→ **Your objective**
Everything in the records is to be written out exactly, except the pictures.

———

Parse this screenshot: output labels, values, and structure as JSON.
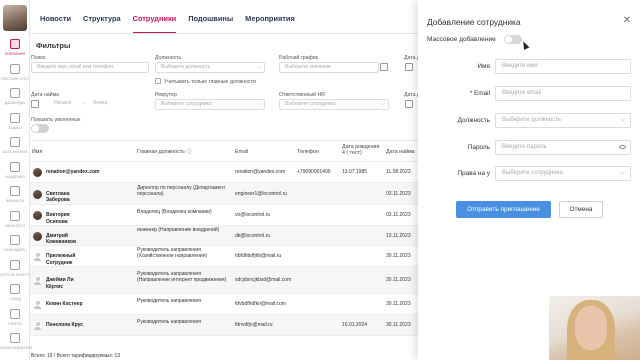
{
  "nav": {
    "items": [
      {
        "label": "КОМПАНИЯ",
        "icon": "company-icon",
        "active": true
      },
      {
        "label": "РАБОЧИЙ СТОЛ",
        "icon": "desk-icon"
      },
      {
        "label": "ДАШБОРДЫ",
        "icon": "dashboard-icon"
      },
      {
        "label": "ЗАДАЧИ",
        "icon": "tasks-icon"
      },
      {
        "label": "БАЗА ЗНАНИЙ",
        "icon": "knowledge-icon"
      },
      {
        "label": "АКАДЕМИЯ",
        "icon": "academy-icon"
      },
      {
        "label": "ФИНАНСЫ",
        "icon": "finance-icon"
      },
      {
        "label": "ФИНОЛОГИ",
        "icon": "finologi-icon"
      },
      {
        "label": "КАЛЕНДАРЬ",
        "icon": "calendar-icon"
      },
      {
        "label": "КОНТРОЛЬ КАЧЕСТВА",
        "icon": "quality-icon"
      },
      {
        "label": "СКЛАД",
        "icon": "warehouse-icon"
      },
      {
        "label": "ТИКЕТЫ",
        "icon": "tickets-icon"
      },
      {
        "label": "ВОЗНАГРАЖДЕНИЯ",
        "icon": "rewards-icon"
      }
    ]
  },
  "tabs": [
    {
      "label": "Новости",
      "active": false
    },
    {
      "label": "Структура",
      "active": false
    },
    {
      "label": "Сотрудники",
      "active": true
    },
    {
      "label": "Подошвины",
      "active": false
    },
    {
      "label": "Мероприятия",
      "active": false
    }
  ],
  "filters": {
    "title": "Фильтры",
    "search": {
      "label": "Поиск",
      "placeholder": "Введите имя, email или телефон"
    },
    "position": {
      "label": "Должность",
      "placeholder": "Выберите должность"
    },
    "main_only": {
      "label": "Учитывать только главные должности"
    },
    "schedule": {
      "label": "Рабочий график",
      "placeholder": "Выберите значение"
    },
    "birth": {
      "label": "Дата д"
    },
    "hire_date": {
      "label": "Дата найма",
      "from": "Начало",
      "to": "Конец"
    },
    "recruiter": {
      "label": "Рекрутер",
      "placeholder": "Выберите сотрудника"
    },
    "responsible_hr": {
      "label": "Ответственный HR",
      "placeholder": "Выберите сотрудника"
    },
    "date2": {
      "label": "Дата д"
    },
    "show_fired": {
      "label": "Показать уволенных"
    }
  },
  "table": {
    "columns": [
      "Имя",
      "Главная должность",
      "Email",
      "Телефон",
      "Дата рождения",
      "Дата найма"
    ],
    "birth_sub": "4 ( тест)",
    "rows": [
      {
        "name": "renation@yandex.com",
        "position": "",
        "email": "renation@yandex.com",
        "phone": "+79090001405",
        "birth": "13.07.1985",
        "hire": "11.08.2023",
        "avatar": "photo"
      },
      {
        "name": "Светлана Заберова",
        "position": "Директор по персоналу (Департамент персонала)",
        "email": "engineer1@locontrol.ru",
        "phone": "",
        "birth": "",
        "hire": "03.11.2023",
        "avatar": "photo"
      },
      {
        "name": "Виктория Осипова",
        "position": "Владелец (Владелец компании)",
        "email": "vo@locontrol.ru",
        "phone": "",
        "birth": "",
        "hire": "03.11.2023",
        "avatar": "photo"
      },
      {
        "name": "Дмитрий Кожевников",
        "position": "инженер (Направление внедрений)",
        "email": "dk@locontrol.ru",
        "phone": "",
        "birth": "",
        "hire": "13.11.2023",
        "avatar": "photo"
      },
      {
        "name": "Прилежный Сотрудник",
        "position": "Руководитель направления (Хозяйственное направление)",
        "email": "hbfdhbdfjhb@mail.ru",
        "phone": "",
        "birth": "",
        "hire": "30.11.2023",
        "avatar": "person"
      },
      {
        "name": "Джейми Ли Кёртис",
        "position": "Руководитель направления (Направление интернет продвижения)",
        "email": "sdcjdsncjkbsd@mail.com",
        "phone": "",
        "birth": "",
        "hire": "30.11.2023",
        "avatar": "person"
      },
      {
        "name": "Кевин Костнер",
        "position": "Руководитель направления",
        "email": "fdvbdfhdfkn@mail.com",
        "phone": "",
        "birth": "",
        "hire": "30.11.2023",
        "avatar": "person"
      },
      {
        "name": "Пенелопа Крус",
        "position": "Руководитель направления",
        "email": "fdnvdfjn@mail.ru",
        "phone": "",
        "birth": "16.01.2024",
        "hire": "30.11.2023",
        "avatar": "person"
      }
    ],
    "footer": "Всего: 19 / Всего тарифицируемых: 13"
  },
  "panel": {
    "title": "Добавление сотрудника",
    "mass_add_label": "Массовое добавление",
    "fields": [
      {
        "label": "Имя",
        "placeholder": "Введите имя",
        "type": "text"
      },
      {
        "label": "* Email",
        "placeholder": "Введите email",
        "type": "text"
      },
      {
        "label": "Должность",
        "placeholder": "Выберите должность",
        "type": "select"
      },
      {
        "label": "Пароль",
        "placeholder": "Введите пароль",
        "type": "password"
      },
      {
        "label": "Права на у",
        "placeholder": "Выберите сотрудника",
        "type": "select"
      }
    ],
    "send_label": "Отправить приглашение",
    "cancel_label": "Отмена"
  }
}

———

→ **Finished exercise**
Parse this screenshot: output labels, values, and structure as JSON.
{
  "nav": {
    "items": [
      {
        "label": "КОМПАНИЯ",
        "icon": "company-icon",
        "active": true
      },
      {
        "label": "РАБОЧИЙ СТОЛ",
        "icon": "desk-icon"
      },
      {
        "label": "ДАШБОРДЫ",
        "icon": "dashboard-icon"
      },
      {
        "label": "ЗАДАЧИ",
        "icon": "tasks-icon"
      },
      {
        "label": "БАЗА ЗНАНИЙ",
        "icon": "knowledge-icon"
      },
      {
        "label": "АКАДЕМИЯ",
        "icon": "academy-icon"
      },
      {
        "label": "ФИНАНСЫ",
        "icon": "finance-icon"
      },
      {
        "label": "ФИНОЛОГИ",
        "icon": "finologi-icon"
      },
      {
        "label": "КАЛЕНДАРЬ",
        "icon": "calendar-icon"
      },
      {
        "label": "КОНТРОЛЬ КАЧЕСТВА",
        "icon": "quality-icon"
      },
      {
        "label": "СКЛАД",
        "icon": "warehouse-icon"
      },
      {
        "label": "ТИКЕТЫ",
        "icon": "tickets-icon"
      },
      {
        "label": "ВОЗНАГРАЖДЕНИЯ",
        "icon": "rewards-icon"
      }
    ]
  },
  "tabs": [
    {
      "label": "Новости",
      "active": false
    },
    {
      "label": "Структура",
      "active": false
    },
    {
      "label": "Сотрудники",
      "active": true
    },
    {
      "label": "Подошвины",
      "active": false
    },
    {
      "label": "Мероприятия",
      "active": false
    }
  ],
  "filters": {
    "title": "Фильтры",
    "search": {
      "label": "Поиск",
      "placeholder": "Введите имя, email или телефон"
    },
    "position": {
      "label": "Должность",
      "placeholder": "Выберите должность"
    },
    "main_only": {
      "label": "Учитывать только главные должности"
    },
    "schedule": {
      "label": "Рабочий график",
      "placeholder": "Выберите значение"
    },
    "birth": {
      "label": "Дата д"
    },
    "hire_date": {
      "label": "Дата найма",
      "from": "Начало",
      "to": "Конец"
    },
    "recruiter": {
      "label": "Рекрутер",
      "placeholder": "Выберите сотрудника"
    },
    "responsible_hr": {
      "label": "Ответственный HR",
      "placeholder": "Выберите сотрудника"
    },
    "date2": {
      "label": "Дата д"
    },
    "show_fired": {
      "label": "Показать уволенных"
    }
  },
  "table": {
    "columns": [
      "Имя",
      "Главная должность",
      "Email",
      "Телефон",
      "Дата рождения",
      "Дата найма"
    ],
    "birth_sub": "4 ( тест)",
    "rows": [
      {
        "name": "renation@yandex.com",
        "position": "",
        "email": "renation@yandex.com",
        "phone": "+79090001405",
        "birth": "13.07.1985",
        "hire": "11.08.2023",
        "avatar": "photo"
      },
      {
        "name": "Светлана Заберова",
        "position": "Директор по персоналу (Департамент персонала)",
        "email": "engineer1@locontrol.ru",
        "phone": "",
        "birth": "",
        "hire": "03.11.2023",
        "avatar": "photo"
      },
      {
        "name": "Виктория Осипова",
        "position": "Владелец (Владелец компании)",
        "email": "vo@locontrol.ru",
        "phone": "",
        "birth": "",
        "hire": "03.11.2023",
        "avatar": "photo"
      },
      {
        "name": "Дмитрий Кожевников",
        "position": "инженер (Направление внедрений)",
        "email": "dk@locontrol.ru",
        "phone": "",
        "birth": "",
        "hire": "13.11.2023",
        "avatar": "photo"
      },
      {
        "name": "Прилежный Сотрудник",
        "position": "Руководитель направления (Хозяйственное направление)",
        "email": "hbfdhbdfjhb@mail.ru",
        "phone": "",
        "birth": "",
        "hire": "30.11.2023",
        "avatar": "person"
      },
      {
        "name": "Джейми Ли Кёртис",
        "position": "Руководитель направления (Направление интернет продвижения)",
        "email": "sdcjdsncjkbsd@mail.com",
        "phone": "",
        "birth": "",
        "hire": "30.11.2023",
        "avatar": "person"
      },
      {
        "name": "Кевин Костнер",
        "position": "Руководитель направления",
        "email": "fdvbdfhdfkn@mail.com",
        "phone": "",
        "birth": "",
        "hire": "30.11.2023",
        "avatar": "person"
      },
      {
        "name": "Пенелопа Крус",
        "position": "Руководитель направления",
        "email": "fdnvdfjn@mail.ru",
        "phone": "",
        "birth": "16.01.2024",
        "hire": "30.11.2023",
        "avatar": "person"
      }
    ],
    "footer": "Всего: 19 / Всего тарифицируемых: 13"
  },
  "panel": {
    "title": "Добавление сотрудника",
    "mass_add_label": "Массовое добавление",
    "fields": [
      {
        "label": "Имя",
        "placeholder": "Введите имя",
        "type": "text"
      },
      {
        "label": "* Email",
        "placeholder": "Введите email",
        "type": "text"
      },
      {
        "label": "Должность",
        "placeholder": "Выберите должность",
        "type": "select"
      },
      {
        "label": "Пароль",
        "placeholder": "Введите пароль",
        "type": "password"
      },
      {
        "label": "Права на у",
        "placeholder": "Выберите сотрудника",
        "type": "select"
      }
    ],
    "send_label": "Отправить приглашение",
    "cancel_label": "Отмена"
  }
}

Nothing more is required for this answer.